Imagine moving – by yourself – halfway across the world as a teenager, to a place where no one speaks your native tongue.

Then imagine doing it a second time – and being stuck there while the world endures a once-in-several-generations pandemic. That’s Yulia Bychovska’s story right now.

A junior majoring in international business, Yulia hails from Zhytomyr, Ukraine, a city of roughly 300,000 people located about 90 minutes west of the capital, Kyiv. Her hometown has an architecture that most Americans would consider unfamiliar: Not only does it have a number of old, drab Soviet-era apartments, but it also possesses a number of historical buildings and landmarks that befit its founding in 884 – nearly an entire millennium before John Augustus Williams founded what is now Columbia College.

As a 16-year-old, Yulia applied to the Future Leaders Exchange, which sends foreign-exchange students to the United States for a year. The State Department-sponsored program is a win-win: It provides American education to students from mainly former Eastern Bloc countries, and it gives participating communities, often rural, an opportunity to experience different cultures. Since its inception in 1993, more than 18,000 high school students have studied in the U.S. under the program. [It has been temporarily paused during the global COVID-19 pandemic.]

Yulia was accepted, and was sent to Upper Sandusky, Ohio, a town of about 7,000 people located halfway between Columbus and Toledo. “I never thought Zhytomr was a big city until I came to Ohio. I’m not used to rural areas,” she said with a laugh. “But it was a good experience.”

Because the Ukrainian education system ends after 11th grade – which Bychkovska was completing in Ohio – she was a prime candidate to head to college a year earlier than Americans would, so she started receiving emails from college admissions advisors. One of them was from Columbia College Director of Enrollment Counselors & Events Kathy Trabue, who at the time was involved in the college’s international recruiting. “We Skyped, and she helped me to apply,” Yulia said.

She got into several schools, but they didn’t offer her enough scholarship money to be able to afford college, and she had already missed the deadline for CC’s Scholarship Day. It made for a tough decision: Should she go to college immediately back home in Ukraine, or take a gap year – something unheard of in her home country – and reapply for Scholarship Day at Columbia College?

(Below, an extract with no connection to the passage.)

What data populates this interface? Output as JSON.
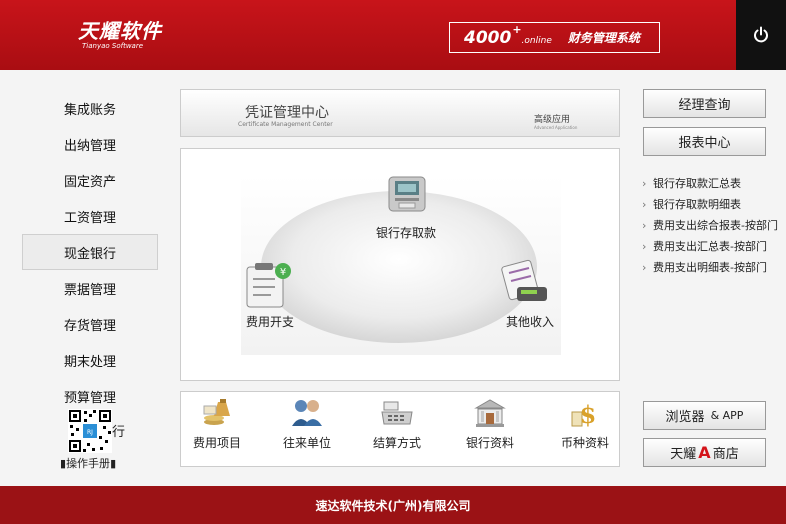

Before making that decision, she had to complete Ukraine’s national university exams. Students there do not apply to college; all institutions see is your score, and students are slotted accordingly. Because she was in the United States all year, Yulia had two weeks to prepare for and complete 28 exams. She earned entry into the National Economic University in Kyiv.

From Affinity: Passing the Torch

Last year, Matias Costa Navajas ’11 was able to provide mentorship guidance to Yulia as part of her participation in the college’s Emerging Leadership Institute.

That mentorship continued last summer in Washington D.C., when Bychkovska served an internship for a faith-based leadership development and community-oriented camp program.

Yet Yulia decided to take the gap year and live in Kyiv with her aunt while studying for exams and working afternoon or night shifts. The decision paid off: She earned one of the college’s Presidential Scholarships, which covers the full cost of tuition for four years. “It worked out in the end because I’m the same age as everyone here,” she says.

This year, she is serving as an RA in New Hall, and was part of the team that welcomed Cougars into the college’s first new residence hall in 50 years.

Bychkovska recalls having a conversation with one of her professors and classmates early this semester about a new virus that was affecting China. “We thought, oh, poor China, how bad for them,” she said, “and now here we are, having to be separated from each other.”

Ukrainian officials closed the border just two days after the announcement that Columbia College was closing, so Yulia has been forced to isolate in her room in New Hall, where she is living with a handful of other students. [New Hall features two-person suites that share adjoining bathrooms, but there is enough space to ensure that during this isolation period, only one student occupies any four-person adjoining suite.] “At first, it was a little overwhelming with the number of people asking how I was doing, and I didn’t know how I was doing,” she said. “But I haven’t felt alone. It’s great that we have so much technology that we can feel connected even when we aren’t physically connected.”

With the move from in-seat to interactive virtual classes came a new way to learn. Bychkovska had the benefit of previously taking classes online, but also received ample support from faculty and staff. “I was worried about not being able to focus, but because I can see my professor and my professor can see what I’m doing, and I have my notes and my workspace, it’s been good so far,” Yulia said.

“Everyone knows that everything is new for everyone, and it’s been really great; if the professor makes a mistake or if there are technical issues, we understand that. Professors have been very understanding that people might be in different time zones, or now have new family responsibilities.”

While this academic year wraps up in a manner no one envisioned, Bychkovska is grateful for the college’s leadership and extraordinary efforts to continue offering quality education under unique circumstances. “It’s great to feel cared for. It’s been as good an experience as it could be given the situation, and Columbia College made sure that it’s as smooth as possible for us students.”